BEGIN DATASET EXCERPTS

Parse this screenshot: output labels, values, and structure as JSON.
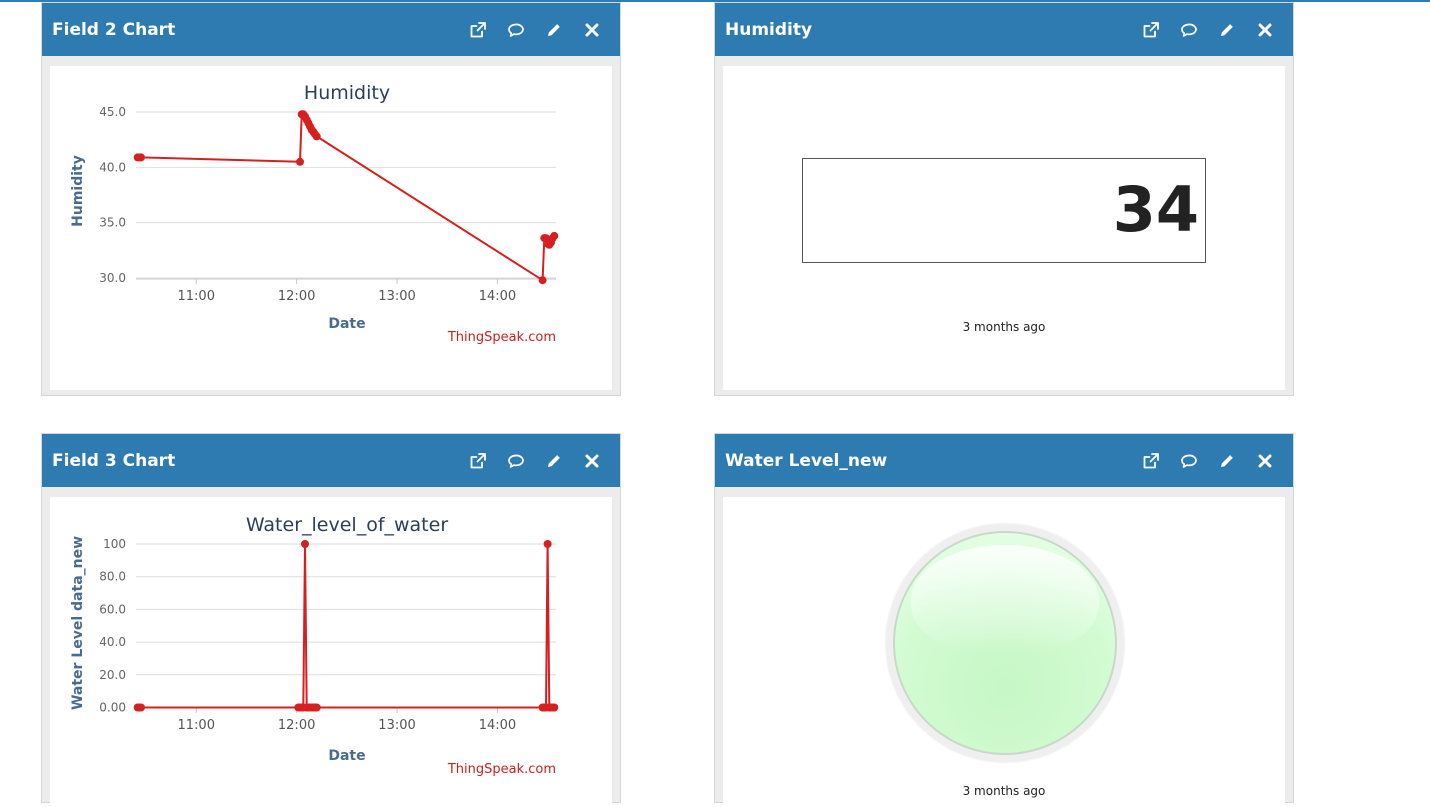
{
  "panels": {
    "field2": {
      "title": "Field 2 Chart",
      "credit": "ThingSpeak.com",
      "chart": {
        "title": "Humidity",
        "xlabel": "Date",
        "ylabel": "Humidity",
        "xticks": [
          "11:00",
          "12:00",
          "13:00",
          "14:00"
        ],
        "yticks": [
          "45.0",
          "40.0",
          "35.0",
          "30.0"
        ]
      }
    },
    "humidity": {
      "title": "Humidity",
      "value": "34",
      "updated": "3 months ago"
    },
    "field3": {
      "title": "Field 3 Chart",
      "credit": "ThingSpeak.com",
      "chart": {
        "title": "Water_level_of_water",
        "xlabel": "Date",
        "ylabel": "Water Level data_new",
        "xticks": [
          "11:00",
          "12:00",
          "13:00",
          "14:00"
        ],
        "yticks": [
          "100",
          "80.0",
          "60.0",
          "40.0",
          "20.0",
          "0.00"
        ]
      }
    },
    "water_level": {
      "title": "Water Level_new",
      "updated": "3 months ago",
      "lamp_color": "#c8f8c8"
    }
  },
  "icons": [
    "external-link-icon",
    "comment-icon",
    "pencil-icon",
    "close-icon"
  ],
  "colors": {
    "header": "#2e7bb2",
    "series": "#d62020",
    "credit": "#cc1f1f",
    "axis_title": "#4a6b8f"
  },
  "chart_data": [
    {
      "type": "line",
      "title": "Humidity",
      "xlabel": "Date",
      "ylabel": "Humidity",
      "ylim": [
        29,
        46
      ],
      "xlim": [
        "10:24",
        "14:35"
      ],
      "grid": true,
      "series": [
        {
          "x": [
            "10:25",
            "10:26",
            "10:27",
            "12:02",
            "12:03",
            "12:04",
            "12:05",
            "12:06",
            "12:07",
            "12:08",
            "12:09",
            "12:10",
            "12:11",
            "12:12",
            "14:27",
            "14:28",
            "14:29",
            "14:30",
            "14:31",
            "14:32",
            "14:33",
            "14:34"
          ],
          "values": [
            40.9,
            40.9,
            40.9,
            40.5,
            44.8,
            44.8,
            44.6,
            44.3,
            44.0,
            43.7,
            43.4,
            43.2,
            43.0,
            42.8,
            29.8,
            33.6,
            33.6,
            33.1,
            33.0,
            33.2,
            33.6,
            33.8
          ]
        }
      ]
    },
    {
      "type": "line",
      "title": "Water_level_of_water",
      "xlabel": "Date",
      "ylabel": "Water Level data_new",
      "ylim": [
        -4,
        100
      ],
      "xlim": [
        "10:24",
        "14:35"
      ],
      "grid": true,
      "series": [
        {
          "x": [
            "10:25",
            "10:26",
            "10:27",
            "12:01",
            "12:02",
            "12:03",
            "12:04",
            "12:05",
            "12:06",
            "12:07",
            "12:08",
            "12:09",
            "12:10",
            "12:11",
            "12:12",
            "14:27",
            "14:28",
            "14:29",
            "14:30",
            "14:31",
            "14:32",
            "14:33",
            "14:34"
          ],
          "values": [
            0,
            0,
            0,
            0,
            0,
            0,
            0,
            100,
            0,
            0,
            0,
            0,
            0,
            0,
            0,
            0,
            0,
            0,
            100,
            0,
            0,
            0,
            0
          ]
        }
      ]
    }
  ]
}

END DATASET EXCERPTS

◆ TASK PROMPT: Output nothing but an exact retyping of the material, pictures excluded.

◆ SOLUTION TO THIS PROBLEM:
Parse this screenshot: output labels, values, and structure as JSON.
{
  "panels": {
    "field2": {
      "title": "Field 2 Chart",
      "credit": "ThingSpeak.com",
      "chart": {
        "title": "Humidity",
        "xlabel": "Date",
        "ylabel": "Humidity",
        "xticks": [
          "11:00",
          "12:00",
          "13:00",
          "14:00"
        ],
        "yticks": [
          "45.0",
          "40.0",
          "35.0",
          "30.0"
        ]
      }
    },
    "humidity": {
      "title": "Humidity",
      "value": "34",
      "updated": "3 months ago"
    },
    "field3": {
      "title": "Field 3 Chart",
      "credit": "ThingSpeak.com",
      "chart": {
        "title": "Water_level_of_water",
        "xlabel": "Date",
        "ylabel": "Water Level data_new",
        "xticks": [
          "11:00",
          "12:00",
          "13:00",
          "14:00"
        ],
        "yticks": [
          "100",
          "80.0",
          "60.0",
          "40.0",
          "20.0",
          "0.00"
        ]
      }
    },
    "water_level": {
      "title": "Water Level_new",
      "updated": "3 months ago",
      "lamp_color": "#c8f8c8"
    }
  },
  "icons": [
    "external-link-icon",
    "comment-icon",
    "pencil-icon",
    "close-icon"
  ],
  "colors": {
    "header": "#2e7bb2",
    "series": "#d62020",
    "credit": "#cc1f1f",
    "axis_title": "#4a6b8f"
  },
  "chart_data": [
    {
      "type": "line",
      "title": "Humidity",
      "xlabel": "Date",
      "ylabel": "Humidity",
      "ylim": [
        29,
        46
      ],
      "xlim": [
        "10:24",
        "14:35"
      ],
      "grid": true,
      "series": [
        {
          "x": [
            "10:25",
            "10:26",
            "10:27",
            "12:02",
            "12:03",
            "12:04",
            "12:05",
            "12:06",
            "12:07",
            "12:08",
            "12:09",
            "12:10",
            "12:11",
            "12:12",
            "14:27",
            "14:28",
            "14:29",
            "14:30",
            "14:31",
            "14:32",
            "14:33",
            "14:34"
          ],
          "values": [
            40.9,
            40.9,
            40.9,
            40.5,
            44.8,
            44.8,
            44.6,
            44.3,
            44.0,
            43.7,
            43.4,
            43.2,
            43.0,
            42.8,
            29.8,
            33.6,
            33.6,
            33.1,
            33.0,
            33.2,
            33.6,
            33.8
          ]
        }
      ]
    },
    {
      "type": "line",
      "title": "Water_level_of_water",
      "xlabel": "Date",
      "ylabel": "Water Level data_new",
      "ylim": [
        -4,
        100
      ],
      "xlim": [
        "10:24",
        "14:35"
      ],
      "grid": true,
      "series": [
        {
          "x": [
            "10:25",
            "10:26",
            "10:27",
            "12:01",
            "12:02",
            "12:03",
            "12:04",
            "12:05",
            "12:06",
            "12:07",
            "12:08",
            "12:09",
            "12:10",
            "12:11",
            "12:12",
            "14:27",
            "14:28",
            "14:29",
            "14:30",
            "14:31",
            "14:32",
            "14:33",
            "14:34"
          ],
          "values": [
            0,
            0,
            0,
            0,
            0,
            0,
            0,
            100,
            0,
            0,
            0,
            0,
            0,
            0,
            0,
            0,
            0,
            0,
            100,
            0,
            0,
            0,
            0
          ]
        }
      ]
    }
  ]
}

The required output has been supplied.